Doc features interviews from Pryor’s closest (if his many ex-wives and former girlfriends can be called that) to his business colleagues (lawyers, managers, etc.) and fellow performers and contemporaries, like Jesse Jackson, Robin Williams, Bob Newhart and Paul Mooney. Listed as “Wife 5 & 7,” Jennifer Lee Pryor is especially featured, as is writing partner Mooney.
Mel Brooks muses on his quintessential western parody BLAZING SADDLES (1974), on how Pryor was the first choice to play Sheriff Bart (surely that would have been monstrous hilarity, but honestly, Cleavon Little does such a bang-up job, we can’t see anyone else in that role now); on how Warner Bros. studio execs with tiny mouse-hearts were too fearful of Pryor’s onstage marauding to allow him a feature film platform, relegating Pryor to merely a job as co-writer. Pryor created the Mongo character and Brooks smiles over Pryor’s line for Mongo, “Mongo just pawn in game of life.”
Growing up knowing of the three blazing Gene Wilder pairings with Pryor (SILVER STREAK 1976, STIR CRAZY 1980, SEE NO EVIL, HEAR NO EVIL 1989), I always wondered at the reason why Pryor was not on the scene earlier to do SADDLES with Wilder. Now I know why, and we also know that had Brooks won the battle for Pryor, there would be 4 out of 5 good Wilder-Pryor comedies, rather than 3 out of 4 (ANOTHER YOU 1991 is a sad flop, not least because we can see Pryor’s MS getting the better of his comedy).
I’ve always considered Pryor’s concert film LIVE ON THE SUNSET STRIP (1983) not as gritty as LIVE AND SMOKIN (1971) and not as funny as LIVE IN CONCERT (1979), and we find out that the SUNSET STRIP footage is actually the second night performing that set, having bombed miserably the first night, inauspiciously leaving the stage early after apologizing to the audience, uncomfortably admitting “this thing we’re trying to get going is just not working.”

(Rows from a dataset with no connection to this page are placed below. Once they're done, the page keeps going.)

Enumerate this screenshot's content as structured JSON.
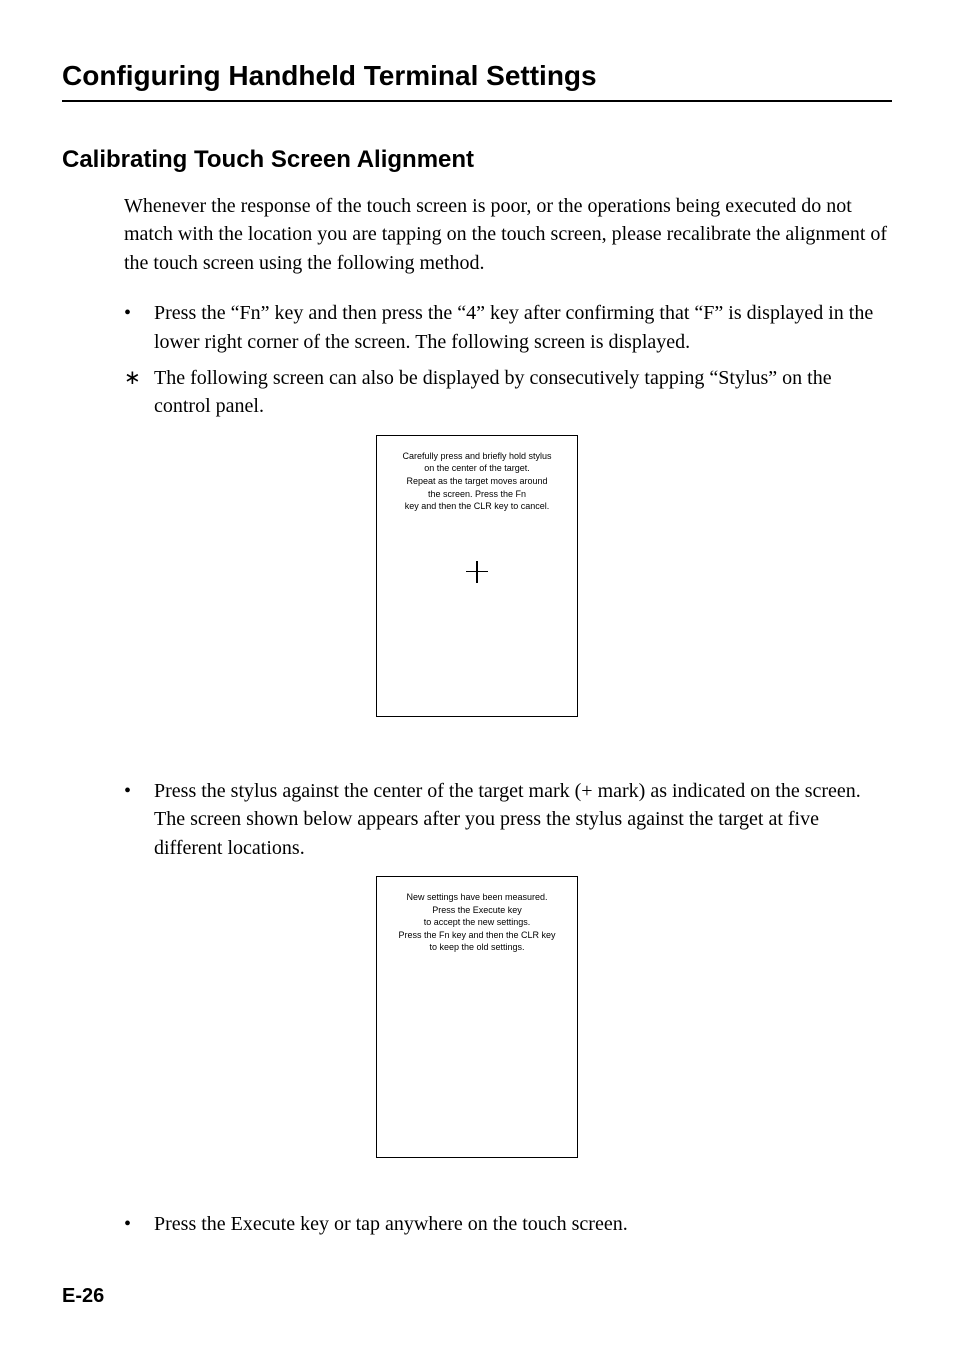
{
  "page_title": "Configuring Handheld Terminal Settings",
  "section_title": "Calibrating Touch Screen Alignment",
  "intro": "Whenever the response of the touch screen is poor, or the operations being executed do not match with the location you are tapping on the touch screen, please recalibrate the alignment of the touch screen using the following method.",
  "steps": {
    "s1": "Press the “Fn” key and then press the “4” key after confirming that “F” is displayed in the lower right corner of the screen.  The following screen is displayed.",
    "s2": "The following screen can also be displayed by consecutively tapping “Stylus” on the control panel.",
    "s3": "Press the stylus against the center of the target mark (+ mark) as indicated on the screen. The screen shown below appears after you press the stylus against the target at five different locations.",
    "s4": "Press the Execute key or tap anywhere on the touch screen."
  },
  "screen1": {
    "l1": "Carefully press and briefly hold stylus",
    "l2": "on the center of the target.",
    "l3": "Repeat as the target moves around",
    "l4": "the screen. Press the Fn",
    "l5": "key and then the CLR key to cancel."
  },
  "screen2": {
    "l1": "New settings have been measured.",
    "l2": "Press the Execute key",
    "l3": "to accept the new settings.",
    "l4": "Press the Fn key and then the CLR key",
    "l5": "to keep the old settings."
  },
  "page_number": "E-26"
}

Pryor’s tragic last years would see him become wheelchair-bound as the MS eats at him. Documentary closes with Pryor hoping how he’d like to be remembered: that he would bring joy to people speaking of him, that they’d have a funny story/lie about him, or something that would just make them laugh. Despite all the tragedies he suffered (including a self-admitted suicide attempt where he set himself on fire), all one needs to do is watch one of his routines and his wish always comes true.